It really doesn’t even have to be about our over consumptive culture supporting an empire driven to war. Our consumption, our greed and gluttony themselves should be enough to turn our Christian stomachs. I know of another bumper sticker on the car of a Christian friend that says, 'Live Simply So That Other May Simply Live,' and I want to ask her why not give up the car itself? Sell it and use the money to help others “simply live.” Why not walk? Why not bike? Why not abandon the idea that more, bigger, faster is an appropriate national mantra? Why not reject the idea that stuff is more important than people? Why not imagine a better American dream? Why not step outside of a culture that has replaced its citizens with consumers? Doing so would not only be in keeping with the teachings of Christ. It would also make us healthier, happier and a better nation- truly evangelical and patriotic ideas!

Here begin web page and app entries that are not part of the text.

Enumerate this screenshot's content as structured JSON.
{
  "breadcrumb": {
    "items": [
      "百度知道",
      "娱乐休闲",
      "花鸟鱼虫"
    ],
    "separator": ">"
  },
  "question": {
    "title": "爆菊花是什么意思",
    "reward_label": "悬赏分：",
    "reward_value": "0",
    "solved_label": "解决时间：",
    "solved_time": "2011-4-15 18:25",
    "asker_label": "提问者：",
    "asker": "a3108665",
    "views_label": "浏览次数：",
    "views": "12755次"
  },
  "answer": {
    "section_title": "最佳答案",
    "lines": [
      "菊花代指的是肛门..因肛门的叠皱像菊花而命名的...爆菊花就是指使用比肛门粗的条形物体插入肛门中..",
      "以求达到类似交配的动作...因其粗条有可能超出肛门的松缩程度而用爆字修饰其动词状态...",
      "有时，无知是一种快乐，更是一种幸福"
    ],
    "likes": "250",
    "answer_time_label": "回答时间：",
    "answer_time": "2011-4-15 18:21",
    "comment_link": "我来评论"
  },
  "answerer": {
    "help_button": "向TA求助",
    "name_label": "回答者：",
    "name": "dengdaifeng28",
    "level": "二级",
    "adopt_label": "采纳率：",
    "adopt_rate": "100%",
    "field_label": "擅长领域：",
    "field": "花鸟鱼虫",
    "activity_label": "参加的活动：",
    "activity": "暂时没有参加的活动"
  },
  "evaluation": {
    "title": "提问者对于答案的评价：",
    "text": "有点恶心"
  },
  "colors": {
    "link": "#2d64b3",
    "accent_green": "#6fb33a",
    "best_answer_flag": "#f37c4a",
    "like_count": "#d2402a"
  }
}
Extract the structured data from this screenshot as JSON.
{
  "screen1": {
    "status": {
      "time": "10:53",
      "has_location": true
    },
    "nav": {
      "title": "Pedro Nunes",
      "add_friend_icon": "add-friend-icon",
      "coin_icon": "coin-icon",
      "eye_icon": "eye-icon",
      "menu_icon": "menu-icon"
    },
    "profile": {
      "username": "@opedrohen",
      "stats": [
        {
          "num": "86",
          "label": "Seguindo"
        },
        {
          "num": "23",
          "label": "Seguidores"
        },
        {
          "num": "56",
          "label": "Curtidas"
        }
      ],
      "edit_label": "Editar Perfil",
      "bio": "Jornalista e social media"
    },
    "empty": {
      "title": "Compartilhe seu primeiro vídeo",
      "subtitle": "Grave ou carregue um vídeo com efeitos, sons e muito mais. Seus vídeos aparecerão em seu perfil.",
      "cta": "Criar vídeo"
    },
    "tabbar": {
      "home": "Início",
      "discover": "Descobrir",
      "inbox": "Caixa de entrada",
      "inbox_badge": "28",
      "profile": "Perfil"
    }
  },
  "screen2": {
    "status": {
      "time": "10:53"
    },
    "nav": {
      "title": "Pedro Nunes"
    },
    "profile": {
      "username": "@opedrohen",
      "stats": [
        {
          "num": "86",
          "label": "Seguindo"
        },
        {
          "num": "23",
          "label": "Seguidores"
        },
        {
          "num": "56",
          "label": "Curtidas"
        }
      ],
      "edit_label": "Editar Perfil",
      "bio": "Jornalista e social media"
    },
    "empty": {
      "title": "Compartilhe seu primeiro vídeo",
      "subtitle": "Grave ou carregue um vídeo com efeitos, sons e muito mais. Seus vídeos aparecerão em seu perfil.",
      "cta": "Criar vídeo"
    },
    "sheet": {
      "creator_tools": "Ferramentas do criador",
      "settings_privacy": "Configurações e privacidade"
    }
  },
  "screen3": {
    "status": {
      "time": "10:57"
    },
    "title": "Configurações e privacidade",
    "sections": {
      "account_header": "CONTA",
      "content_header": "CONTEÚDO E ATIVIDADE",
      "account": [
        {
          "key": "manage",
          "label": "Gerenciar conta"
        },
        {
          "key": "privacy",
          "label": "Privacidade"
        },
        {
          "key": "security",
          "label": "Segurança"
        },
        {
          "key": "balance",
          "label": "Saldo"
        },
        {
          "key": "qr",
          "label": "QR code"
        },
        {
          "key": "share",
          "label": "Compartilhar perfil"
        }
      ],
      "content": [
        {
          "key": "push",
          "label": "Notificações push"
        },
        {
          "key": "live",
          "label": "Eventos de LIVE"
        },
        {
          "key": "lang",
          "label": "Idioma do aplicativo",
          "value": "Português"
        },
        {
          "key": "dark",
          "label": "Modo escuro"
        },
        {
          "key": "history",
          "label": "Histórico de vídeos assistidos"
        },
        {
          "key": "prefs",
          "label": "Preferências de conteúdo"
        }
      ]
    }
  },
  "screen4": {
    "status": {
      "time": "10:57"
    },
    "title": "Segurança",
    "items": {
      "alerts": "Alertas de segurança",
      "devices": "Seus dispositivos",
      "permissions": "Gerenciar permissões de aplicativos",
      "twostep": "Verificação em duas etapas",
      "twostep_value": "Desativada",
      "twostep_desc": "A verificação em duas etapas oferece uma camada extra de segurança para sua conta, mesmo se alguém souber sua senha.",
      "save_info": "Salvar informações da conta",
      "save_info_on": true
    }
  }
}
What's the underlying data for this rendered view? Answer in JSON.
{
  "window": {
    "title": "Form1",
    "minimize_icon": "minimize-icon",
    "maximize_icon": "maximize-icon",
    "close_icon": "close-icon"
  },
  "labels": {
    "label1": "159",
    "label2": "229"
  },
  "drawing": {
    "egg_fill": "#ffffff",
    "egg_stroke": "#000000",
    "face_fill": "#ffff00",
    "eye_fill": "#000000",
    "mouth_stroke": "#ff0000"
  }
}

Let me end by saying that more than one person has already labeled me a copout because I don’t engage directly with my congregation on these matters or at least find a more peace-friendly church. These are legitimate criticisms of my distance from the church. But anyone who has struggled with faith knows that such efforts are complex. And I wrote this not as an indictment of all Christians. I wrote it because I think my friend raises some good points. I wanted to share them and the fact that at least one disillusioned Christian is missing from the fold because he is dismayed that those of fellow faith are not leading the way back to a life of balance, of simplicity; a way of life that wouldn't require war or the use of so much oil on which the current war is based. I'm looking to the Church and the majority of Americans, who claim Christianity, for leadership on issues of energy and the environment and I am mostly disappointed.